A “Fixed-Winger’s” First Ride in a Gyroplane

By Jim Bildilli

With nearly every aviation show cancelled this year, I was pleasantly surprised to find that the 12th annual Midwest LSA Expo was going to be held at the Mt. Vernon-Outland Airport (MVN) in Mt. Vernon, Illinois.  Previous Expos have always been informative and offered the ability to see and learn about the latest in LSA aircraft and equipment.  In addition, there were a host of seminars that were not only “approved” for WINGS credit, but sometimes there’s the opportunity to actually participate in demonstration flights before and after the scheduled activities.

Pilot, Dr. Henry Konzelmann with Chris Bildill in the back of an M-22.

Such was the case this year when I was offered the opportunity to do a photo flight in a gyroplane by Greg Gremminger of Magni USA based out of St. Genevieve, MO.   Ignoring all of the “warnings” about gyrocopters that I had received over the years from other “fixed wing” pilots, I threw caution to the wind and accepted the offer.  My son Chris and I were covering the Expo for Midwest Flyer Magazine and I thought that perhaps a little aerial photography might be a nice added touch.

Both of us, armed with cameras and radio equipped helmets, climbed aboard two Magni gyroplanes to “break the surly bonds of earth” and take some pictures.  Greg was my pilot/instructor and we flew a tandem seat dual control M-16 with a Rotax 915 turbo engine.  Chris was riding in a Magni tandem seat front control only M-22 with a 914 turbo Rotax owned by Dr. Henry Konzelmann, who incidentally was his college roommate when he attended Southern Illinois University at Carbondale.

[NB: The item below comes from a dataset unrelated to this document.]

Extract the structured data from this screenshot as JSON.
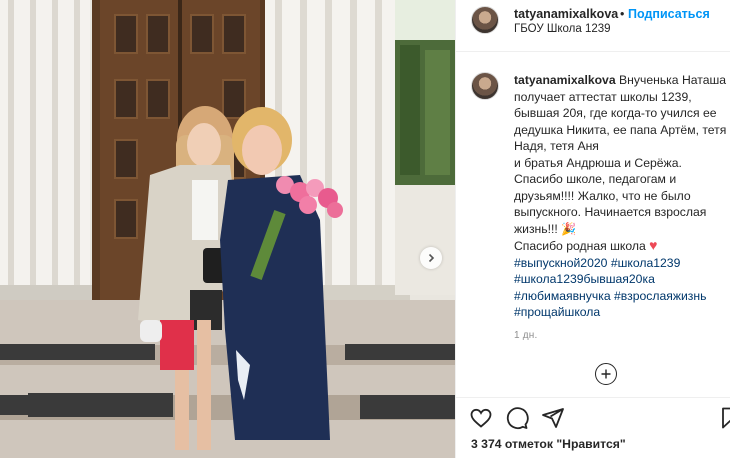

The M-22 departed first with Greg and I following them in the M-16 shortly thereafter.  After an amazing 250’ lift off run, we climbed at approximately 500 ft./min.  However, with the larger engine, it could have easily doubled the rate.   With its increased speed, it didn’t take very long until we caught up with the other gyro.  We throttled back and began taking pictures of each other’s aircraft in flight.  Even though we were travelling around 70 mph, Greg indicated that our aircraft would normally cruise over 100 mph.

When we finished taking photos, Greg decided it was time for me to learn more about gyroplanes and specifically the Magni M-16.  Taking the controls, I noted how stable the aircraft handled.  In fact, when it was trimmed out, it needed little pilot input.  Taking it a little further and hands off the controls, he asked me to turn the aircraft by simply placing my arms in the slipstream….and walla, it began a gentle turn.   Besides doing climbs and descents to specified altitudes, we also went through a series of standard rate turns and practicing turns around a point.  Every pilot has to demonstrate turns about a point, but doing it without “wings” as a reference…made it a whole new ball game.

With sunset in the not-too-distant future, we headed back to the airport.  We slowed somewhat to allow other aircraft to land in front of us and then Greg began our final decent.  If you’ve experienced a decent and landing in a helicopter it’s more or less pretty standard.  However, to a fixed wing pilot cutting the power at several hundred feet over the numbers and landing an aircraft before the first turn-off is nearly impossible without having to complete an FAA report!

Dr. Konzelmann, left, with Jim and Chris Bildilli.

Amazingly enough, the aircraft rolled a little over 100’ after touching down although, if you were really trying, Greg said that it could have been closer to 25’. 

After returning to the ramp, we continued our discussion on the capabilities of gyro aircraft.  Greg explained that there have been tremendous advances in engines, materials, and design that have contributed to increasing safety.  The addition of “tails” alone has not only increased stability, but reduced the number of “phugoid” (oscillations) type accidents that previously plagued gyrocopter aircraft.  This phenomenon seems to be closely tied to older gyrocopters when being flown by fixed wing pilots.   Perhaps that’s why gyros have been so maligned.

If you have never had the experience of flying a gyroplane, I highly recommend it, if nothing other than to understand its capabilities.  I think that you’ll probably be pleasantly surprised.  If you want more information, you’ll need to talk with a pro like Greg Gremminger.  His website at Magni Gyro USA (magniusa.com) provides a lot of great information about flying gyroplanes.

Author’s note:

If you’d like to know more about the 2020 Midwest LSA Expo, please read my article and see Chris’s pictures in the Dec 20’/January 21’ issue of Midwest Flyer Magazine which is now available on-line at no charge.